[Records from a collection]
-- Opening Marker --

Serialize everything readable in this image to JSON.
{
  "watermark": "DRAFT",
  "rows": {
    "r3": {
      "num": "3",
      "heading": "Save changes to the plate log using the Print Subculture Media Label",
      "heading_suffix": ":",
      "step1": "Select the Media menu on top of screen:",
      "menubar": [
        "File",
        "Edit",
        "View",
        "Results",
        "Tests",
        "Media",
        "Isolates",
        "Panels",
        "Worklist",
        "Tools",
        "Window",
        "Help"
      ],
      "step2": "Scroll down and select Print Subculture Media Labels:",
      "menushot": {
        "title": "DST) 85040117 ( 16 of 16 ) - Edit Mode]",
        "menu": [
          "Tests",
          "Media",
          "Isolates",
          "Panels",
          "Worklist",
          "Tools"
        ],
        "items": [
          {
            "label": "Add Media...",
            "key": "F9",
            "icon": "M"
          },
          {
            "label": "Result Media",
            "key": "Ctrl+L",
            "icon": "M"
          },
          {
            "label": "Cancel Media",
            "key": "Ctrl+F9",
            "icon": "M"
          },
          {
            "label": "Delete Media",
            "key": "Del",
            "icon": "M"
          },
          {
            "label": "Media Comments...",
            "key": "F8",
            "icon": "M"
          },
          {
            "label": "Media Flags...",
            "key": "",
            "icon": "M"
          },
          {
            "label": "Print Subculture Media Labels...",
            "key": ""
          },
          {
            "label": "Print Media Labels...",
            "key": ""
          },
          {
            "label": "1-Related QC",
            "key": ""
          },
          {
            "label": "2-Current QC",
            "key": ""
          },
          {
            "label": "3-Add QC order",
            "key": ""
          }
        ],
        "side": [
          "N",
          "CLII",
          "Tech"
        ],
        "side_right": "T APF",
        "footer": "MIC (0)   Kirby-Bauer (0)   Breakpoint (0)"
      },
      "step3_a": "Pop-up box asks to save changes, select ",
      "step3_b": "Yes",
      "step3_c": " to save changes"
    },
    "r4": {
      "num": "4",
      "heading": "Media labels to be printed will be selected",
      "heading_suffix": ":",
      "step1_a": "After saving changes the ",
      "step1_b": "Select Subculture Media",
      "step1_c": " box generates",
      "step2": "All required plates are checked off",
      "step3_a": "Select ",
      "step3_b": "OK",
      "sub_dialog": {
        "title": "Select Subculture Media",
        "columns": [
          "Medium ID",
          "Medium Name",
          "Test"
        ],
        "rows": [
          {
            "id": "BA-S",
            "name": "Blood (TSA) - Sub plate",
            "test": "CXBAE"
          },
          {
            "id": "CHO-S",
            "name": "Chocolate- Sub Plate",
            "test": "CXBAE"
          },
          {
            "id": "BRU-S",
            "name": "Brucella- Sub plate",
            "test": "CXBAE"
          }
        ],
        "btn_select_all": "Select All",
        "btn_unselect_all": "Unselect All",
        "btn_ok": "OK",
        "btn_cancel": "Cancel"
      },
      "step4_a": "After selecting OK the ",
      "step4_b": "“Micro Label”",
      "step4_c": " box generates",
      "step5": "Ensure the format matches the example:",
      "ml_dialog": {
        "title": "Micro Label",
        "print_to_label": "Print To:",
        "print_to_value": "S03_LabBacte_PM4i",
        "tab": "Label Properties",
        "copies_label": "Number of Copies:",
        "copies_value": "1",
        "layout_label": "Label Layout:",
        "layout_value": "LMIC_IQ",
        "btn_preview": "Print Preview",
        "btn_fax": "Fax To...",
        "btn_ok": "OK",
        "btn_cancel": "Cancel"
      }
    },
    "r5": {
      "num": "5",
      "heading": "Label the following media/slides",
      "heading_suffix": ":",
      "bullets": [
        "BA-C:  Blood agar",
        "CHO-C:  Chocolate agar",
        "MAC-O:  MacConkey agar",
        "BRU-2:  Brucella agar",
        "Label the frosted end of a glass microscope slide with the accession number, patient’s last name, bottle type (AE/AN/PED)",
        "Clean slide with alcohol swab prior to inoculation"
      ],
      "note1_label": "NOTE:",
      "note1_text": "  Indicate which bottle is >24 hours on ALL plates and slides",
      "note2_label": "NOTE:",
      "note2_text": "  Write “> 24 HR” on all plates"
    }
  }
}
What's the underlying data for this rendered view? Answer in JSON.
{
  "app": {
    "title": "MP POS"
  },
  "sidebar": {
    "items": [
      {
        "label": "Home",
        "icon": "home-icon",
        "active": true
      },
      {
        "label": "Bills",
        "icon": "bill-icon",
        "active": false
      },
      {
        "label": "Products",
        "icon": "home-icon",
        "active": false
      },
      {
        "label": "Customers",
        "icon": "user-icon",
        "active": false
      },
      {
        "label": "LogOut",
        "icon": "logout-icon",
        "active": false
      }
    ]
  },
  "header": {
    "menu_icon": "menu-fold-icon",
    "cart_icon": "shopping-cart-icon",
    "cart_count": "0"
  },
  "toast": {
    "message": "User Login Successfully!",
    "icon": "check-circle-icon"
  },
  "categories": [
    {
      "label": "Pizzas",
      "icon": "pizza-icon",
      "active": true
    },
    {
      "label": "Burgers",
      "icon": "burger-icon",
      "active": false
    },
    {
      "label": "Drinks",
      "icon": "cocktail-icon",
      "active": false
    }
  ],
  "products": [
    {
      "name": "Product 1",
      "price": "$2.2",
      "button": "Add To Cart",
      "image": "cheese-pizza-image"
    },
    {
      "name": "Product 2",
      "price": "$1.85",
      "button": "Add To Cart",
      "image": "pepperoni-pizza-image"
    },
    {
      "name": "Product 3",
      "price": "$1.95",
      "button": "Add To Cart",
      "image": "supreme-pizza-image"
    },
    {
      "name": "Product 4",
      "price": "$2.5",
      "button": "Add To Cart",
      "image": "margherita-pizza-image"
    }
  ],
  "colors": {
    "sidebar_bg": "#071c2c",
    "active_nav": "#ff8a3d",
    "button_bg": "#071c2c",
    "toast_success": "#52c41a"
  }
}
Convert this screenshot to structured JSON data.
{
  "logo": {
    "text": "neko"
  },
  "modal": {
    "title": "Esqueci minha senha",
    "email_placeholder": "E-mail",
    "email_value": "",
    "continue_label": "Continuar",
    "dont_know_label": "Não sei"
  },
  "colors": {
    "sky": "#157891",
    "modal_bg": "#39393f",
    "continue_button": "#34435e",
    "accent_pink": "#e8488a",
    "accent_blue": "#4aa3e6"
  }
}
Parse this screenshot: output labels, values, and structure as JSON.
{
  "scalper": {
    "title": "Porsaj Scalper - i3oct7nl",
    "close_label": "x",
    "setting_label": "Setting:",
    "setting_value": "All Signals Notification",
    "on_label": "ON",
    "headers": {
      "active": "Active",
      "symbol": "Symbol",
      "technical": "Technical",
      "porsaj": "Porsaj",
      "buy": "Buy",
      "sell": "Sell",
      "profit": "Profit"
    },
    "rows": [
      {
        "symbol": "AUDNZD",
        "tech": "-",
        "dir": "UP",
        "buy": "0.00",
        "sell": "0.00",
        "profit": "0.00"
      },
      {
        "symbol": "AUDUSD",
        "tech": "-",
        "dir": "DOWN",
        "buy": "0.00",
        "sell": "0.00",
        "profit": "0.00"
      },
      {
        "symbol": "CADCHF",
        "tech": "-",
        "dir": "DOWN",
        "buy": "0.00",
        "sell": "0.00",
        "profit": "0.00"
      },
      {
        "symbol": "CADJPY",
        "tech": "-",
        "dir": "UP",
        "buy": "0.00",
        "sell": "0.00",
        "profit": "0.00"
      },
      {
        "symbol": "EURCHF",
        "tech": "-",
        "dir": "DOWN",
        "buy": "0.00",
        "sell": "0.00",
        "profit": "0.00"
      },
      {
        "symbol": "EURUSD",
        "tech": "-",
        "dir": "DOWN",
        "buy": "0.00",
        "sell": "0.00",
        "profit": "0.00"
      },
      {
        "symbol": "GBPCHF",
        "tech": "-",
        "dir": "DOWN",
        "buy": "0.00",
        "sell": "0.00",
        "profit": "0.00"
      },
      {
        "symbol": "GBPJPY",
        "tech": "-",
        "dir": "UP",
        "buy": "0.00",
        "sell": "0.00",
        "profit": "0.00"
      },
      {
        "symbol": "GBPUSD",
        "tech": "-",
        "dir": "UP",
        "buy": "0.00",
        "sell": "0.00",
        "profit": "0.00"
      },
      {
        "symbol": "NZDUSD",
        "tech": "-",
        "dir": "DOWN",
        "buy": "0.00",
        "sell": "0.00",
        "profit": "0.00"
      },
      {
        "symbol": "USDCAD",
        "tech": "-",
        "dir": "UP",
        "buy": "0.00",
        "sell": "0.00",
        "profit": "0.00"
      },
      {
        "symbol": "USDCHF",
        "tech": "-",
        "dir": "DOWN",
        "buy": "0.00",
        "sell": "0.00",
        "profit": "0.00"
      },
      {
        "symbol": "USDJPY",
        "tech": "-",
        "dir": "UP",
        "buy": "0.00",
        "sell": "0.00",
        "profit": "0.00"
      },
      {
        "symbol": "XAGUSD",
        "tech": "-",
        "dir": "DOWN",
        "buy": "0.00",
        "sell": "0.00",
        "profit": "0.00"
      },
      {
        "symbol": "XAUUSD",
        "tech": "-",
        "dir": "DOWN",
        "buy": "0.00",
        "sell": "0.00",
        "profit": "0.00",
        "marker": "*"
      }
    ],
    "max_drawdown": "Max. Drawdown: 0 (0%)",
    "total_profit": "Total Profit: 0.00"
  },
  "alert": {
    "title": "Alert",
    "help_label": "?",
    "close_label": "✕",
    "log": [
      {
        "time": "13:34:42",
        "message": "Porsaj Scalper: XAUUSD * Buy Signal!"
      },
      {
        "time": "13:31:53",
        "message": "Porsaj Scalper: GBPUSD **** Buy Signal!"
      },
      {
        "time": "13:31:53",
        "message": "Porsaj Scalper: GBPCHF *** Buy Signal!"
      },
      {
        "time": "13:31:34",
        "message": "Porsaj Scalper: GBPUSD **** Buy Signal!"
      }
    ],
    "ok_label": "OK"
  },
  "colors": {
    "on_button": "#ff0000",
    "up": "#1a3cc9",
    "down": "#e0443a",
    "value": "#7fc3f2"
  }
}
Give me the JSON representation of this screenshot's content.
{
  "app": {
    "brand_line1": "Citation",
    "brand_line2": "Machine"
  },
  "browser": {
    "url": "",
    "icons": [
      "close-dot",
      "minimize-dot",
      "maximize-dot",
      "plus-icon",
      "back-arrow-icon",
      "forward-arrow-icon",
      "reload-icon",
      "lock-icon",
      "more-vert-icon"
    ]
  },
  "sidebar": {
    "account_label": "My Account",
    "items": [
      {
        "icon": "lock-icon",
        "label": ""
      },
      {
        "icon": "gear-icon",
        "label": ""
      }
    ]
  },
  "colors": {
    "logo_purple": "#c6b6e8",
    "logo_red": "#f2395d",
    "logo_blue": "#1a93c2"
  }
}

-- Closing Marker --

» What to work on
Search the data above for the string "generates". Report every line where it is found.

» Response to the task
      "step1_c": " box generates",
      "step4_c": " box generates",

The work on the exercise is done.